Tunes range from Rodgers and Hammerstein’s “Hello Young Lovers” and Lucky Thompson’s “Spanyola”, done as a bossa nova, to expected soul-jazz numbers penned by organist McDuff and alto saxist/blues singer Eddie “Cleanhead” Vinson.

As impressive here as with his own band, Trudell’s comping and soloing bow to the requisite number of organ funk fathers. Though you’ll note that he’s never heavy for its own sake, preferring the sort of clean, almost wobbly style perfected by former pianists such as Big John Patton to the kind of psychedelic boogaloo tone that marked the end of the organ combo era. Particularly noteworthy are his rhythmic fills and quoting on McDuff’s “Mellow Gravy” and Vinson’s “Mr. Clean”.

Fludas is an understated background man, who confines himself to the odd fill, while Macchiarola is another precise stylist. Drawing, it seems, equally on Herb Ellis, Grant Green and Wes Montgomery, the guitarist never overstays his welcome and never overshadowed the bandleader.

Lawrence’s tone is suitably knife-sharp and tough on the rhythm numbers, yet he also romantically caresses “A Portrait On Jenny” as if his horn was wrapped in a velvet glove. It’s the type of mellow balladic style that Jug and Eddie “Lockjaw” Davis perfected, and here and elsewhere the saxist demonstrates that he deserves the comparison.

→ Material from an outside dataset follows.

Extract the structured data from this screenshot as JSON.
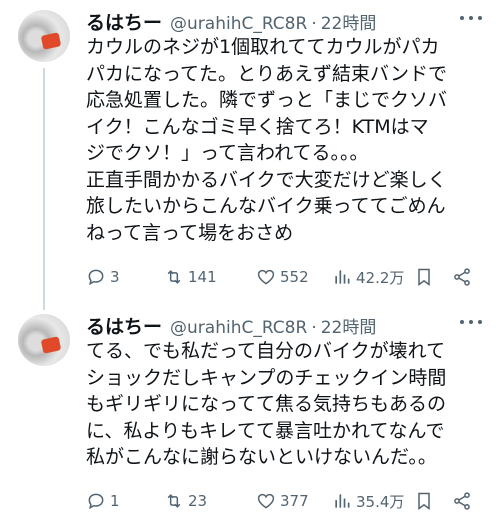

Although like the B3 Bombers’ CD, nothing really exceptional or unexpected happens on the disc, it doesn’t mean that it won’t be liked by a lot of people —especially those who don’t want their jazz spiked with dissonance.

If that description fits you, either or both of these discs could be your pleasure packet(s). Most of the time, though, some of us want some challenge along with our music, something you won’t find here.

—Ken Waxman

Track Listing: Live: 1. Surrey Lane 2. Make It Funky* 3. It’s All Good+ 4. Cumulus Day 5. Sweet Sixteen* 6. The Seventh Dwarf 8. Baskin’ In It.

Personnel: Live: Joel Adams (trombone), Pat Mallinger (alto saxophone); Doug Lawrence or Jerry DiMuzio+ (tenor saxophone); Dan Trudell (organ); Mike Standal (guitar); Clyde Stubblefield (drums, vocals*); Elo Heem (vocals+)

Track Listing: Street: 1. Say Little Mama Say 2. Mellow Gravy 7. Hello Young Lovers

Personnel: Street: Doug Lawrence (tenor saxophone); Dan Trudell (organ); Ray Macchiarola (guitar); George Fludas (drums)